**SUPPLIED RECORDS**
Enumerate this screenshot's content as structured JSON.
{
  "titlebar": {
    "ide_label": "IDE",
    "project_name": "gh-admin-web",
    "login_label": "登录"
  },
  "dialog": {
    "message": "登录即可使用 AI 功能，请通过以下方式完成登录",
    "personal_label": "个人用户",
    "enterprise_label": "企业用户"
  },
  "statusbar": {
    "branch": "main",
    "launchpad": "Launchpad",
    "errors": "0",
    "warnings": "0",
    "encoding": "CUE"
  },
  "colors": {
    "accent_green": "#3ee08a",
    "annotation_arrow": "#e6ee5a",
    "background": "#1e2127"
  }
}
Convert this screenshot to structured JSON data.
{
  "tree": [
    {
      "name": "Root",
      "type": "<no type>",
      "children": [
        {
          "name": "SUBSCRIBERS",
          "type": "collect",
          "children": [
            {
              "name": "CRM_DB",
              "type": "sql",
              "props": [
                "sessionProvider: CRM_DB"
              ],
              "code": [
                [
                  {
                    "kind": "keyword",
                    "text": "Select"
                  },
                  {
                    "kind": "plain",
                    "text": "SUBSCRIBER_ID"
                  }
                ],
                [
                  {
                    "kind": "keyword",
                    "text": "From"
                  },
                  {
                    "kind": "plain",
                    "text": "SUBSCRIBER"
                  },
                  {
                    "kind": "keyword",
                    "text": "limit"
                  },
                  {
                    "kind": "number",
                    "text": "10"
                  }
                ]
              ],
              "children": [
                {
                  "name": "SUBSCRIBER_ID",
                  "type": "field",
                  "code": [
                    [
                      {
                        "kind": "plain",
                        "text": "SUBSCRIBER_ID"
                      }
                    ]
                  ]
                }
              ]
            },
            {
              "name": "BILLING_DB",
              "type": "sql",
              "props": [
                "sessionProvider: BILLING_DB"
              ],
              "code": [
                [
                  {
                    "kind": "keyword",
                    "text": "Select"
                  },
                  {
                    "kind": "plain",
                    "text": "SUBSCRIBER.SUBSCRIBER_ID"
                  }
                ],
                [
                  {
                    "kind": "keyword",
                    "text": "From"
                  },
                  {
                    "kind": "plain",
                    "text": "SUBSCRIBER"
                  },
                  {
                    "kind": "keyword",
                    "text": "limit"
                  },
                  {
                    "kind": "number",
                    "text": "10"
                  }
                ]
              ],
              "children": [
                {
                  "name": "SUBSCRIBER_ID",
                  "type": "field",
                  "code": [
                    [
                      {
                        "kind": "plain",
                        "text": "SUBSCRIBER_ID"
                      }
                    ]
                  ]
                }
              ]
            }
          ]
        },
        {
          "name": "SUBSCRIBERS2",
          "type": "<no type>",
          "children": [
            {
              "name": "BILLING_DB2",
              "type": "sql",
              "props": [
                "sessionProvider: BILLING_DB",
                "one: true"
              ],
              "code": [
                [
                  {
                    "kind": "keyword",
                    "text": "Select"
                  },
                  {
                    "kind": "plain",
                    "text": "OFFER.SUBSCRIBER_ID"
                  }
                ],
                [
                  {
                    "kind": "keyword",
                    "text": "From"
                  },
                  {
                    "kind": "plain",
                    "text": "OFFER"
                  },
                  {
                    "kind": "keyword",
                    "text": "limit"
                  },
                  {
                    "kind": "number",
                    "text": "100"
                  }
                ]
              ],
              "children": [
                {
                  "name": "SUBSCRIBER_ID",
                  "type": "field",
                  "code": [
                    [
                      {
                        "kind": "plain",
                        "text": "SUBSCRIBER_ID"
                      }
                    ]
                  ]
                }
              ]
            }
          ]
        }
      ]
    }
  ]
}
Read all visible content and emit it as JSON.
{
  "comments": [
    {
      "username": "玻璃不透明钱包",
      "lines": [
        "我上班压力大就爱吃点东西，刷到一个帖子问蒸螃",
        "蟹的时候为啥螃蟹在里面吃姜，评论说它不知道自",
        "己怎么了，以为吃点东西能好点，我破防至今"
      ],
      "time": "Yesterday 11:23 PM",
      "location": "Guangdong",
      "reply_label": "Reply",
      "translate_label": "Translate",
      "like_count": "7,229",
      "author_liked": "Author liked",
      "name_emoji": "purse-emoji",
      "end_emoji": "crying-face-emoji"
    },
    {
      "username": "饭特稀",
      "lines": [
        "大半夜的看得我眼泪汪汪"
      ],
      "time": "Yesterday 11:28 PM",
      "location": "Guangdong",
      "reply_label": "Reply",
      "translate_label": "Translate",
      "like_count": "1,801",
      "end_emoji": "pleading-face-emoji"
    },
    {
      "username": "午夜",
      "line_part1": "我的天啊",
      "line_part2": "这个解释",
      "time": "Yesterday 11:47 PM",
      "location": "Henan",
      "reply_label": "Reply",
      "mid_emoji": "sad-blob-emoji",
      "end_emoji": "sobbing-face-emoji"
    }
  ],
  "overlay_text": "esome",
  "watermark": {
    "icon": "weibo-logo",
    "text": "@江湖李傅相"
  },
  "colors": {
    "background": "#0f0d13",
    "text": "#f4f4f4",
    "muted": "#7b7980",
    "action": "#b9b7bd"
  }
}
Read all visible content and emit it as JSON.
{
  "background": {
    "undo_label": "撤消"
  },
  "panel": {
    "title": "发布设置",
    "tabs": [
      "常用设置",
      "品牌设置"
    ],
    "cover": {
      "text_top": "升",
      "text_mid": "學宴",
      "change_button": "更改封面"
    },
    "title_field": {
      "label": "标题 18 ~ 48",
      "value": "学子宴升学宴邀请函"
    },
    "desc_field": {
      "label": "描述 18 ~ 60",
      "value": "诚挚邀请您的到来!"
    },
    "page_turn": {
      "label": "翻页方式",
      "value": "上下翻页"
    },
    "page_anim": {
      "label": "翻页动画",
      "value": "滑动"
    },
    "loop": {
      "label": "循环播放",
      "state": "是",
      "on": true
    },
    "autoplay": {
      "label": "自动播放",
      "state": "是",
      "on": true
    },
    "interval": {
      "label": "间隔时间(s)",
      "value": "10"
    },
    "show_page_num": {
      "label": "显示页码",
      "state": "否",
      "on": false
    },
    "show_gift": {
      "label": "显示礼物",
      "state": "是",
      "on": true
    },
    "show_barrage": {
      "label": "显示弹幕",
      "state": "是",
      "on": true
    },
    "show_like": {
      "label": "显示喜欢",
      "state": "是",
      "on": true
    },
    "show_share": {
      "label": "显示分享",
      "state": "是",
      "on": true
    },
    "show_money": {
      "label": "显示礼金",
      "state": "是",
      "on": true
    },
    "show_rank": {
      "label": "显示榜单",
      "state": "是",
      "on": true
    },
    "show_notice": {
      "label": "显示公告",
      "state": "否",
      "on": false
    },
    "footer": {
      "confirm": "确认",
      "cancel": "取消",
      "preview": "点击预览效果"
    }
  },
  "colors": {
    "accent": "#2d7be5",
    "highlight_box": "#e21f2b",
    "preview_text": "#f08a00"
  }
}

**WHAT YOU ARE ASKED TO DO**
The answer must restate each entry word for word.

**THE ANSWER**
Enumerate this screenshot's content as structured JSON.
{
  "titlebar": {
    "ide_label": "IDE",
    "project_name": "gh-admin-web",
    "login_label": "登录"
  },
  "dialog": {
    "message": "登录即可使用 AI 功能，请通过以下方式完成登录",
    "personal_label": "个人用户",
    "enterprise_label": "企业用户"
  },
  "statusbar": {
    "branch": "main",
    "launchpad": "Launchpad",
    "errors": "0",
    "warnings": "0",
    "encoding": "CUE"
  },
  "colors": {
    "accent_green": "#3ee08a",
    "annotation_arrow": "#e6ee5a",
    "background": "#1e2127"
  }
}
Convert this screenshot to structured JSON data.
{
  "tree": [
    {
      "name": "Root",
      "type": "<no type>",
      "children": [
        {
          "name": "SUBSCRIBERS",
          "type": "collect",
          "children": [
            {
              "name": "CRM_DB",
              "type": "sql",
              "props": [
                "sessionProvider: CRM_DB"
              ],
              "code": [
                [
                  {
                    "kind": "keyword",
                    "text": "Select"
                  },
                  {
                    "kind": "plain",
                    "text": "SUBSCRIBER_ID"
                  }
                ],
                [
                  {
                    "kind": "keyword",
                    "text": "From"
                  },
                  {
                    "kind": "plain",
                    "text": "SUBSCRIBER"
                  },
                  {
                    "kind": "keyword",
                    "text": "limit"
                  },
                  {
                    "kind": "number",
                    "text": "10"
                  }
                ]
              ],
              "children": [
                {
                  "name": "SUBSCRIBER_ID",
                  "type": "field",
                  "code": [
                    [
                      {
                        "kind": "plain",
                        "text": "SUBSCRIBER_ID"
                      }
                    ]
                  ]
                }
              ]
            },
            {
              "name": "BILLING_DB",
              "type": "sql",
              "props": [
                "sessionProvider: BILLING_DB"
              ],
              "code": [
                [
                  {
                    "kind": "keyword",
                    "text": "Select"
                  },
                  {
                    "kind": "plain",
                    "text": "SUBSCRIBER.SUBSCRIBER_ID"
                  }
                ],
                [
                  {
                    "kind": "keyword",
                    "text": "From"
                  },
                  {
                    "kind": "plain",
                    "text": "SUBSCRIBER"
                  },
                  {
                    "kind": "keyword",
                    "text": "limit"
                  },
                  {
                    "kind": "number",
                    "text": "10"
                  }
                ]
              ],
              "children": [
                {
                  "name": "SUBSCRIBER_ID",
                  "type": "field",
                  "code": [
                    [
                      {
                        "kind": "plain",
                        "text": "SUBSCRIBER_ID"
                      }
                    ]
                  ]
                }
              ]
            }
          ]
        },
        {
          "name": "SUBSCRIBERS2",
          "type": "<no type>",
          "children": [
            {
              "name": "BILLING_DB2",
              "type": "sql",
              "props": [
                "sessionProvider: BILLING_DB",
                "one: true"
              ],
              "code": [
                [
                  {
                    "kind": "keyword",
                    "text": "Select"
                  },
                  {
                    "kind": "plain",
                    "text": "OFFER.SUBSCRIBER_ID"
                  }
                ],
                [
                  {
                    "kind": "keyword",
                    "text": "From"
                  },
                  {
                    "kind": "plain",
                    "text": "OFFER"
                  },
                  {
                    "kind": "keyword",
                    "text": "limit"
                  },
                  {
                    "kind": "number",
                    "text": "100"
                  }
                ]
              ],
              "children": [
                {
                  "name": "SUBSCRIBER_ID",
                  "type": "field",
                  "code": [
                    [
                      {
                        "kind": "plain",
                        "text": "SUBSCRIBER_ID"
                      }
                    ]
                  ]
                }
              ]
            }
          ]
        }
      ]
    }
  ]
}
Read all visible content and emit it as JSON.
{
  "comments": [
    {
      "username": "玻璃不透明钱包",
      "lines": [
        "我上班压力大就爱吃点东西，刷到一个帖子问蒸螃",
        "蟹的时候为啥螃蟹在里面吃姜，评论说它不知道自",
        "己怎么了，以为吃点东西能好点，我破防至今"
      ],
      "time": "Yesterday 11:23 PM",
      "location": "Guangdong",
      "reply_label": "Reply",
      "translate_label": "Translate",
      "like_count": "7,229",
      "author_liked": "Author liked",
      "name_emoji": "purse-emoji",
      "end_emoji": "crying-face-emoji"
    },
    {
      "username": "饭特稀",
      "lines": [
        "大半夜的看得我眼泪汪汪"
      ],
      "time": "Yesterday 11:28 PM",
      "location": "Guangdong",
      "reply_label": "Reply",
      "translate_label": "Translate",
      "like_count": "1,801",
      "end_emoji": "pleading-face-emoji"
    },
    {
      "username": "午夜",
      "line_part1": "我的天啊",
      "line_part2": "这个解释",
      "time": "Yesterday 11:47 PM",
      "location": "Henan",
      "reply_label": "Reply",
      "mid_emoji": "sad-blob-emoji",
      "end_emoji": "sobbing-face-emoji"
    }
  ],
  "overlay_text": "esome",
  "watermark": {
    "icon": "weibo-logo",
    "text": "@江湖李傅相"
  },
  "colors": {
    "background": "#0f0d13",
    "text": "#f4f4f4",
    "muted": "#7b7980",
    "action": "#b9b7bd"
  }
}
Read all visible content and emit it as JSON.
{
  "background": {
    "undo_label": "撤消"
  },
  "panel": {
    "title": "发布设置",
    "tabs": [
      "常用设置",
      "品牌设置"
    ],
    "cover": {
      "text_top": "升",
      "text_mid": "學宴",
      "change_button": "更改封面"
    },
    "title_field": {
      "label": "标题 18 ~ 48",
      "value": "学子宴升学宴邀请函"
    },
    "desc_field": {
      "label": "描述 18 ~ 60",
      "value": "诚挚邀请您的到来!"
    },
    "page_turn": {
      "label": "翻页方式",
      "value": "上下翻页"
    },
    "page_anim": {
      "label": "翻页动画",
      "value": "滑动"
    },
    "loop": {
      "label": "循环播放",
      "state": "是",
      "on": true
    },
    "autoplay": {
      "label": "自动播放",
      "state": "是",
      "on": true
    },
    "interval": {
      "label": "间隔时间(s)",
      "value": "10"
    },
    "show_page_num": {
      "label": "显示页码",
      "state": "否",
      "on": false
    },
    "show_gift": {
      "label": "显示礼物",
      "state": "是",
      "on": true
    },
    "show_barrage": {
      "label": "显示弹幕",
      "state": "是",
      "on": true
    },
    "show_like": {
      "label": "显示喜欢",
      "state": "是",
      "on": true
    },
    "show_share": {
      "label": "显示分享",
      "state": "是",
      "on": true
    },
    "show_money": {
      "label": "显示礼金",
      "state": "是",
      "on": true
    },
    "show_rank": {
      "label": "显示榜单",
      "state": "是",
      "on": true
    },
    "show_notice": {
      "label": "显示公告",
      "state": "否",
      "on": false
    },
    "footer": {
      "confirm": "确认",
      "cancel": "取消",
      "preview": "点击预览效果"
    }
  },
  "colors": {
    "accent": "#2d7be5",
    "highlight_box": "#e21f2b",
    "preview_text": "#f08a00"
  }
}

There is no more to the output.